=== Material provided ===
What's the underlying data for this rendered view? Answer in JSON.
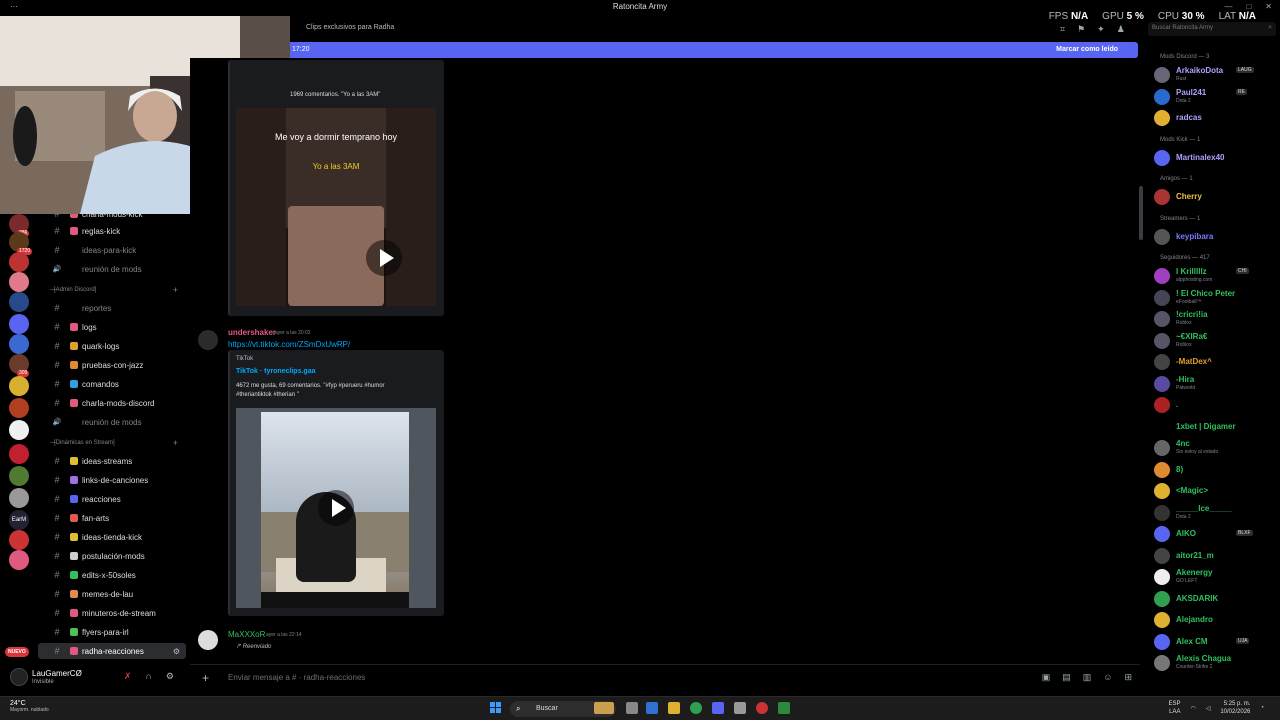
{
  "window": {
    "title": "Ratoncita Army",
    "controls": [
      "—",
      "□",
      "✕"
    ]
  },
  "header": {
    "topic": "Clips exclusivos para Radha",
    "search_placeholder": "Buscar Ratoncita Army",
    "hud": [
      {
        "label": "FPS",
        "value": "N/A"
      },
      {
        "label": "GPU",
        "value": "5 %"
      },
      {
        "label": "CPU",
        "value": "30 %"
      },
      {
        "label": "LAT",
        "value": "N/A"
      }
    ]
  },
  "banner": {
    "time": "17:20",
    "mark_read": "Marcar como leído"
  },
  "rail": {
    "nuevo_label": "NUEVO",
    "servers": [
      {
        "label": "",
        "badge": "286",
        "color": "#7a2a2a"
      },
      {
        "label": "",
        "badge": "1720",
        "color": "#5a3a1a"
      },
      {
        "label": "",
        "badge": "",
        "color": "#b33"
      },
      {
        "label": "",
        "badge": "",
        "color": "#e07a8a"
      },
      {
        "label": "",
        "badge": "",
        "color": "#274a8a"
      },
      {
        "label": "",
        "badge": "",
        "color": "#5865f2"
      },
      {
        "label": "",
        "badge": "",
        "color": "#3a6ad0"
      },
      {
        "label": "",
        "badge": "309",
        "color": "#6a3a2a"
      },
      {
        "label": "",
        "badge": "",
        "color": "#d8b030"
      },
      {
        "label": "",
        "badge": "",
        "color": "#b04020"
      },
      {
        "label": "",
        "badge": "",
        "color": "#f0f0f0"
      },
      {
        "label": "",
        "badge": "",
        "color": "#c02030"
      },
      {
        "label": "",
        "badge": "",
        "color": "#507a30"
      },
      {
        "label": "",
        "badge": "",
        "color": "#999"
      },
      {
        "label": "EarM",
        "badge": "",
        "color": "#223"
      },
      {
        "label": "",
        "badge": "",
        "color": "#c33"
      },
      {
        "label": "",
        "badge": "",
        "color": "#e05a80"
      }
    ]
  },
  "sidebar": {
    "categories": {
      "admin": "[Admin Discord]",
      "dinamicas": "[Dinámicas en Stream]"
    },
    "channels": [
      {
        "name": "charla-mods-kick",
        "type": "text",
        "color": "#e05a80",
        "state": "normal"
      },
      {
        "name": "reglas-kick",
        "type": "text",
        "color": "#e05a80",
        "state": "normal"
      },
      {
        "name": "ideas-para-kick",
        "type": "text",
        "color": "",
        "state": "muted"
      },
      {
        "name": "reunión de mods",
        "type": "voice",
        "color": "",
        "state": "muted"
      },
      {
        "name": "reportes",
        "type": "text",
        "color": "",
        "state": "muted"
      },
      {
        "name": "logs",
        "type": "text",
        "color": "#e05a80",
        "state": "normal"
      },
      {
        "name": "quark-logs",
        "type": "text",
        "color": "#e0a030",
        "state": "normal"
      },
      {
        "name": "pruebas-con-jazz",
        "type": "text",
        "color": "#e08a30",
        "state": "normal"
      },
      {
        "name": "comandos",
        "type": "text",
        "color": "#30a0e0",
        "state": "normal"
      },
      {
        "name": "charla-mods-discord",
        "type": "text",
        "color": "#e05a80",
        "state": "normal"
      },
      {
        "name": "reunión de mods",
        "type": "voice",
        "color": "",
        "state": "muted"
      },
      {
        "name": "ideas-streams",
        "type": "text",
        "color": "#e0c030",
        "state": "normal"
      },
      {
        "name": "links-de-canciones",
        "type": "text",
        "color": "#a070e0",
        "state": "normal"
      },
      {
        "name": "reacciones",
        "type": "text",
        "color": "#5865f2",
        "state": "normal"
      },
      {
        "name": "fan-arts",
        "type": "text",
        "color": "#e05a50",
        "state": "normal"
      },
      {
        "name": "ideas-tienda-kick",
        "type": "text",
        "color": "#e0c030",
        "state": "normal"
      },
      {
        "name": "postulación-mods",
        "type": "text",
        "color": "#ccc",
        "state": "normal"
      },
      {
        "name": "edits-x-50soles",
        "type": "text",
        "color": "#30c060",
        "state": "normal"
      },
      {
        "name": "memes-de-lau",
        "type": "text",
        "color": "#e08a50",
        "state": "normal"
      },
      {
        "name": "minuteros-de-stream",
        "type": "text",
        "color": "#e05a80",
        "state": "normal"
      },
      {
        "name": "flyers-para-irl",
        "type": "text",
        "color": "#50c050",
        "state": "normal"
      },
      {
        "name": "radha-reacciones",
        "type": "text",
        "color": "#e05a80",
        "state": "active"
      }
    ]
  },
  "user": {
    "name": "LauGamerCØ",
    "status": "Invisible"
  },
  "chat": {
    "embed1": {
      "stats": "1969 comentarios. \"Yo a las 3AM\"",
      "video_caption_1": "Me voy a dormir temprano hoy",
      "video_caption_2": "Yo a las 3AM"
    },
    "msg1": {
      "author": "undershaker",
      "time": "ayer a las 20:02",
      "link": "https://vt.tiktok.com/ZSmDxUwRP/",
      "embed_provider": "TikTok",
      "embed_title": "TikTok · tyroneclips.gaa",
      "embed_desc": "4672 me gusta, 69 comentarios. \"#fyp #perueru #humor #theriantiktok #therian \""
    },
    "msg2": {
      "author": "MaXXXoR",
      "time": "ayer a las 22:14",
      "forward": "Reenviado"
    },
    "input_placeholder": "Enviar mensaje a #  · radha-reacciones"
  },
  "members": {
    "groups": [
      {
        "title": "Mods Discord — 3",
        "items": [
          {
            "name": "ArkaikoDota",
            "sub": "Rust",
            "tag": "LAUG",
            "color": "#b0a0ff",
            "av": "#667"
          },
          {
            "name": "Paul241",
            "sub": "Dota 2",
            "tag": "RE",
            "color": "#b0a0ff",
            "av": "#2a6ad0"
          },
          {
            "name": "radcas",
            "sub": "",
            "tag": "",
            "color": "#b0a0ff",
            "av": "#e0b030"
          }
        ]
      },
      {
        "title": "Mods Kick — 1",
        "items": [
          {
            "name": "Martinalex40",
            "sub": "",
            "tag": "",
            "color": "#b0a0ff",
            "av": "#5865f2"
          }
        ]
      },
      {
        "title": "Amigos — 1",
        "items": [
          {
            "name": "Cherry",
            "sub": "",
            "tag": "",
            "color": "#f0c040",
            "av": "#a33"
          }
        ]
      },
      {
        "title": "Streamers — 1",
        "items": [
          {
            "name": "keypibara",
            "sub": "",
            "tag": "",
            "color": "#7a7aff",
            "av": "#555"
          }
        ]
      },
      {
        "title": "Seguidores — 417",
        "items": [
          {
            "name": "I Krilllllz",
            "sub": "alpphosting.com",
            "tag": "CHI",
            "color": "#30c060",
            "av": "#a040c0"
          },
          {
            "name": "! El Chico Peter",
            "sub": "eFootball™",
            "tag": "",
            "color": "#30c060",
            "av": "#445"
          },
          {
            "name": "!cricri!ia",
            "sub": "Roblox",
            "tag": "",
            "color": "#30c060",
            "av": "#556"
          },
          {
            "name": "~€XIRa€",
            "sub": "Roblox",
            "tag": "",
            "color": "#30c060",
            "av": "#556"
          },
          {
            "name": "-MatDex^",
            "sub": "",
            "tag": "",
            "color": "#e0a030",
            "av": "#444"
          },
          {
            "name": "-Hira",
            "sub": "Palworld",
            "tag": "",
            "color": "#30c060",
            "av": "#5a4aa0"
          },
          {
            "name": ".",
            "sub": "",
            "tag": "",
            "color": "#30c060",
            "av": "#a22"
          },
          {
            "name": "1xbet | Digamer",
            "sub": "",
            "tag": "",
            "color": "#30c060",
            "av": "#000"
          },
          {
            "name": "4nc",
            "sub": "Sin estoy al estado",
            "tag": "",
            "color": "#30c060",
            "av": "#666"
          },
          {
            "name": "8)",
            "sub": "",
            "tag": "",
            "color": "#30c060",
            "av": "#e08a30"
          },
          {
            "name": "<Magic>",
            "sub": "",
            "tag": "",
            "color": "#30c060",
            "av": "#e0b030"
          },
          {
            "name": "_____Ice_____",
            "sub": "Dota 2",
            "tag": "",
            "color": "#30c060",
            "av": "#333"
          },
          {
            "name": "AIKO",
            "sub": "",
            "tag": "BLXF",
            "color": "#30c060",
            "av": "#5865f2"
          },
          {
            "name": "aitor21_m",
            "sub": "",
            "tag": "",
            "color": "#30c060",
            "av": "#444"
          },
          {
            "name": "Akenergy",
            "sub": "GO LEFT",
            "tag": "",
            "color": "#30c060",
            "av": "#eee"
          },
          {
            "name": "AKSDARIK",
            "sub": "",
            "tag": "",
            "color": "#30c060",
            "av": "#30a050"
          },
          {
            "name": "Alejandro",
            "sub": "",
            "tag": "",
            "color": "#30c060",
            "av": "#e0b030"
          },
          {
            "name": "Alex CM",
            "sub": "",
            "tag": "UJA",
            "color": "#30c060",
            "av": "#5865f2"
          },
          {
            "name": "Alexis Chagua",
            "sub": "Counter-Strike 2",
            "tag": "",
            "color": "#30c060",
            "av": "#777"
          }
        ]
      }
    ]
  },
  "taskbar": {
    "weather_temp": "24°C",
    "weather_desc": "Mayorm. nublado",
    "search_label": "Buscar",
    "lang": "ESP",
    "lang2": "LAA",
    "time": "5:25 p. m.",
    "date": "10/02/2026"
  }
}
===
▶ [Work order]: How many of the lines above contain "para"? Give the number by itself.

▶ [Answer for this exercise]: 3